There were plenty of times last year when I didn’t think I would make it to the end, but here I am, proving myself wrong. After countless visits to the ER, three hospital admissions and a suicide attempt, I am still here. I am still breathing. I am still fighting. And I plan to continue doing so.
Because I have so many different mental illnesses, I am in a constant tug of war between relapse and recovery. One day my anxiety may start to dwindle, but my depression could suddenly hit me like a train and refuse to let me feel for weeks on end. I might be able to eat three meals in one day without feeling guilty, but could also find myself having a borderline personality disorder (BPD) related emotional crisis that night. Perhaps I will be having the first good day in a long time, but at the flip of a switch my anxiety could reappear and force me to cry myself into oblivion over something completely trivial. Physically harming myself, engaging in destructive behaviors and deliberately putting myself in risky situations seem to be the only ways I can escape my thoughts when I am in crisis.
Typical of a person with BPD, I am an absolute perfectionist down to my core and cannot stand the idea of failure. I refuse to set myself any goals in case I don’t achieve them. I am constantly asking myself “but what if I don’t make it?”
There were so many times last year when I didn’t “make it.” My arms and legs bear the scars to prove it and my mind, the memories.
My only goal for this year is to be kind to myself. And in doing so, reduce the frequency of my self-harming episodes and not berate myself if I do end up giving in to the urge. I will remind myself that it’s OK to fail. Remind myself relapse is the rule, not the exception. Remind myself I am loved and supported, and if I need help, I can ask for it. Remind myself I am enough, I am doing just fine, and I will get there.
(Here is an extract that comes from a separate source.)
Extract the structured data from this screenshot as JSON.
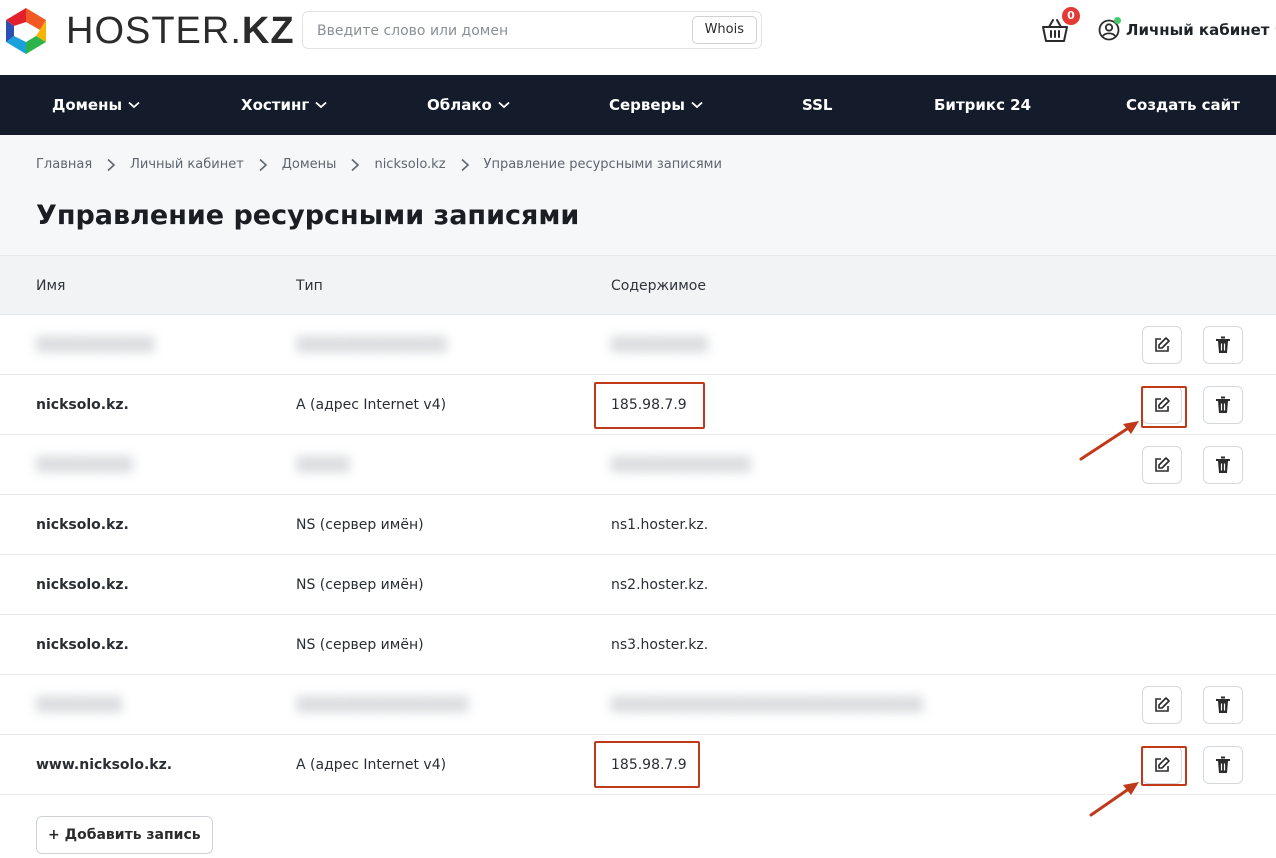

I have now been self-harm free for over two weeks. While it may not seem like a long time to those who don’t self-harm, I am incredibly proud of myself. Since I started self-harming in 2014, I have not managed to be free from it for this long. Even in just the past two weeks, I feel as though its grip on me is loosening ever so slightly.
I am aware recovery is not linear. There are going to be plenty of bumps in the road, but the setbacks will eventually become smaller and each step forward will inevitably become larger. The scars covering my body will fade and the memories they carry will become little victories in their own right.
If you or someone you know needs help, visit our suicide prevention resources page.
If you struggle with self-harm or suicidal ideation and you need support right now, call the crisis hotline at 1-800-273-8255 or text “START” to 741-741. For a list of ways to cope with self-harm urges, click here.
We want to hear your story. Become a Mighty contributor here.
Image via Thinkstock